There are so many reasons why a person may lose their hair. And if you have done an internet search to learn about hair loss, you have undoubtedly been bombarded with numerous different reasons why this is happening to you. But most cases of hair loss fall into four categories: stress, genetics, hormones, and medical conditions. Here, we take a deep dive into these scientifically proven reasons behind hair loss and how you can make changes to see improvement in your hair density.
One of the most common causes of hair loss that can affect anyone is stress. Indeed, most of us will, in fact, experience stress-induced hair loss at some point in our lives. Hair loss caused by stress is called telogen effluvium. Essentially, a surge in stress hormones, coupled with other factors related to elevated stress hormone levels like poor nutrition and lack of sleep, force more hair follicles into the resting phase of the hair growth cycle. Following the resting phase, hair sheds to make way for new growth. Because a larger number of follicles abruptly switch into telogen, people see a significant increase in the hair they shed for several weeks to months.
What you can do → Fortunately, stress-induced hair loss can be reversed, as there is no chronic or genetic cause behind this form of hair loss. Most people notice that their hair returns within six months to a year following a particularly stressful event (like surgery, a car accident, or losing a loved one). Some people who are under chronic stress may see sustained hair loss. However, as you wait for your hair to return, do what you can to reduce your stress levels overall, eat a well-balanced, nutrient-dense diet, get plenty of sleep and exercise, and take extra care of your remaining locks with healthy hair practices.
Unlike stress, there is little you can do about hair loss related to your genetics. And unfortunately, most cases of chronic hair loss come down to your DNA. The most common cause of permanent hair loss is androgenic alopecia, also known as male or female pattern hair loss.
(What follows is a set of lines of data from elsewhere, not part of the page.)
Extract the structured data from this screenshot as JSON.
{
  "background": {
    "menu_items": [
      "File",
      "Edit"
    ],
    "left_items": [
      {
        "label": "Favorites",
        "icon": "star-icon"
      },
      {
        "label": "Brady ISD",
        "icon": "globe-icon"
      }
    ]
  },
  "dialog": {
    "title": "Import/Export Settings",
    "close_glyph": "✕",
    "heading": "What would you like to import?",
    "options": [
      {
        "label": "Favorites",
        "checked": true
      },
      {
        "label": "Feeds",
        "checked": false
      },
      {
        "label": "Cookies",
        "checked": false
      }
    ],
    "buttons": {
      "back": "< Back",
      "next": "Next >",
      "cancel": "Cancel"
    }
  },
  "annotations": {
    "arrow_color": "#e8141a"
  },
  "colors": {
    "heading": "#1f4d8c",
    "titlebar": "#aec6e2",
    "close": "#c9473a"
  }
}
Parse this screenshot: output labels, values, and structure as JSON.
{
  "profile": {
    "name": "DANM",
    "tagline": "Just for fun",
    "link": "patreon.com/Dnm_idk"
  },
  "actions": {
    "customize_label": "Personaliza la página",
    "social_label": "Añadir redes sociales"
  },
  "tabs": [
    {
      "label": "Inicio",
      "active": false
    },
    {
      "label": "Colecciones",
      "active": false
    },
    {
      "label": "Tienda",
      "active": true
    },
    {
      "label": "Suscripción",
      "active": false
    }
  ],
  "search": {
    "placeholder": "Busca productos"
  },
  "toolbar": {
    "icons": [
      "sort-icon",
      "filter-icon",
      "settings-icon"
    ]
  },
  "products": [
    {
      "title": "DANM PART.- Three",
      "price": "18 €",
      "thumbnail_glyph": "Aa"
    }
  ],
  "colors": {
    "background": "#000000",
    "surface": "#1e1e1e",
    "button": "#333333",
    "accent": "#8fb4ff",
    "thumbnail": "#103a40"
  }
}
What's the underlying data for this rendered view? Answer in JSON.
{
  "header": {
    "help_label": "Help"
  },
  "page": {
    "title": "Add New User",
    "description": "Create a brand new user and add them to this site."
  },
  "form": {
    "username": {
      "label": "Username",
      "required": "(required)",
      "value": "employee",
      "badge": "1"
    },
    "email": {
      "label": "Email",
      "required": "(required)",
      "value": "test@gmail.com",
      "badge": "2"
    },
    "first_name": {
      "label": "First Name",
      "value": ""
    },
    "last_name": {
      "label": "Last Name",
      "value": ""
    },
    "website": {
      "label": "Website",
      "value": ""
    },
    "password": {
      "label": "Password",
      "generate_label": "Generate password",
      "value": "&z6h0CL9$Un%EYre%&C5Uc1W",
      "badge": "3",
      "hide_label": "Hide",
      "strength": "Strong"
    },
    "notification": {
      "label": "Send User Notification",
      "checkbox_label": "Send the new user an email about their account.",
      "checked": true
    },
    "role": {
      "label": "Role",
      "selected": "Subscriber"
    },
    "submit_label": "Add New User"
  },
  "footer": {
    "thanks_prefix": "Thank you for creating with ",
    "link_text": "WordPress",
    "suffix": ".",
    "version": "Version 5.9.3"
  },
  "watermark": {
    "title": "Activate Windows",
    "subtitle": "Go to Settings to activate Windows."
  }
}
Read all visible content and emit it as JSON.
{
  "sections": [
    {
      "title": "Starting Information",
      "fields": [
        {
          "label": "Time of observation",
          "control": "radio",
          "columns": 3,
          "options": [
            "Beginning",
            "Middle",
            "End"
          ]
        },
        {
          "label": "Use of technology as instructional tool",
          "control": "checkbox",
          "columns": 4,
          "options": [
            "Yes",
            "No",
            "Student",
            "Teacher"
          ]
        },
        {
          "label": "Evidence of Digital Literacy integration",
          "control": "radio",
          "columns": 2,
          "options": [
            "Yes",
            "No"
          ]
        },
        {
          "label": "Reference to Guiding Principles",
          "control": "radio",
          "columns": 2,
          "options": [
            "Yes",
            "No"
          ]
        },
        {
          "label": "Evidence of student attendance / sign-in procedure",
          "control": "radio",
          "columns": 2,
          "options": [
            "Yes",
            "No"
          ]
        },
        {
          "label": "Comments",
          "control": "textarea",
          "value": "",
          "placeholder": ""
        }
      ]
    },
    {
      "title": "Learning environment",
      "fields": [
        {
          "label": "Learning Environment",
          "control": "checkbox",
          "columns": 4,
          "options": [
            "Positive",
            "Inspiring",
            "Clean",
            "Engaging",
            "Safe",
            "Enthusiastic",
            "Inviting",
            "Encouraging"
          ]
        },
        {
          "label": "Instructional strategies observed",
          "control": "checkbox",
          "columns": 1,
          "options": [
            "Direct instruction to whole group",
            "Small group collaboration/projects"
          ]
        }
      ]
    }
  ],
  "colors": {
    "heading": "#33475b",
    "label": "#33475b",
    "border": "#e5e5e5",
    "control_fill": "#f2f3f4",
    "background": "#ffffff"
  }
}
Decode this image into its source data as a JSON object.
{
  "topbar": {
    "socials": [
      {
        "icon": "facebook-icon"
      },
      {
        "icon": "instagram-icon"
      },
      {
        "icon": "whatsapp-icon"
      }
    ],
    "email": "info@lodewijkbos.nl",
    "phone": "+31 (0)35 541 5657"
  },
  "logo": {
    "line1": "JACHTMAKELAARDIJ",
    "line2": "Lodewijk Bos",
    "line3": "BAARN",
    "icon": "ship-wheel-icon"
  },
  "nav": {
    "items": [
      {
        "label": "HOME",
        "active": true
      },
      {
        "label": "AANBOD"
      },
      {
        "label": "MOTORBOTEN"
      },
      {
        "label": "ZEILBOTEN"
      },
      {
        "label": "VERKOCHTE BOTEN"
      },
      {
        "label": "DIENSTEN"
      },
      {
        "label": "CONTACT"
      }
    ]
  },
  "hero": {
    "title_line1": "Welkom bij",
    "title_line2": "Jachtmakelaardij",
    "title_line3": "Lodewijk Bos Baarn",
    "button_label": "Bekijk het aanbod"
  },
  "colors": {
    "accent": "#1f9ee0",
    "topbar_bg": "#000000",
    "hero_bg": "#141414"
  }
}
In this type of hair loss, men can experience thinning in particular areas of the head, including the hairline and crown. Women are likely to see a widening part line and thinning about their temples and ears.
The primary cause behind androgenic alopecia is thought to be a sensitivity to DHT, a derivative of testosterone that can cause hair follicles to shrink. Eventually, the follicles shrink so much that they no longer produce hair. For this reason, one of the early signs of androgenic alopecia is hair that is particularly fine.
What you can do → The most common treatment both men and women can try is a topical medication that encourages hair growth. Minoxidil and Nanoxidil are topical solutions that can increase hair growth with few side effects. Men have an additional option in taking a medication called finasteride, but it can have a few unpleasant side effects that may make a topical solution more appealing.
Hormones are chemical messengers that the body uses to communicate between cells. When there are not enough messengers, or too many, it can deliver faulty information to the body’s organs. The hair and skin are particularly receptive to hormone fluctuations in the body, especially in women. For this reason, hormonal problems are often one of the leading causes of hair loss (and, incidentally, hair growth) in women.
One of the biggest hormone triggers for temporary hair loss in women is childbirth. Many women experience postpartum hair loss about 3-6 months following birth. This shedding is a natural side effect of the hormonal shifts during birth and may also be due in part to an increase in stress from the event itself and also from the adjustment period following delivery. Menopause is another common hormonal shift that can cause hair loss. During menopause, estrogen levels fall to where a woman no longer ovulates. In this shift, women can see a decline in their hair growth that will continue for the rest of their lives.
While there are numerous hormonal reasons a person may experience hair loss, it is important to also highlight the role that thyroid hormones can play in hair growth. Both men and women can experience hair thinning due to an unhealthy thyroid, but it is more common in women than in men. An underactive and overactive thyroid can lead to hair loss, and both conditions are treatable, so it is necessary to have your thyroid checked if you are struggling with hair loss.
What you can do → If you suspect hormones may be to blame for your hair loss, one of the best things you can do is see your doctor for a blood test. Aside from this, they can also look at any other symptoms and compare your medical history and age to see if there is indeed a hormonal component to your changing hair density. Many hormone issues (unrelated to natural causes like childbirth and menopause) can be treated with medication, so it is helpful to see a medical provider to have a health check-up.
#4 Medical Conditions
Hair loss is surprisingly related to numerous health conditions, including those related to your cardiovascular health, digestive health, and immune system. For example, diabetes, autoimmunity, nutrient malabsorption, and peripheral vascular disease can all lead to hair thinning and loss. What is more, some of the medications we take can also cause hair loss. Furthermore, mental health conditions and their subsequent treatments can also lead to hair loss. Depression, in particular, can cause you to lose some of your hair, and some medications used to treat depression m further hair loss.
What you can do → Seeing your medical provider is the first place you will want to turn if you suspect or have a medical condition that may be causing hair loss. If you have just started a new medication, that too may also cause hair loss, so it may help to consult your doctor to see if it is a temporary problem or if there is another medication alternative. If hair loss is just a part of your health condition, there are solutions you can try to encourage hair growth, including topical solutions, medications like finasteride for men, and surgical treatments.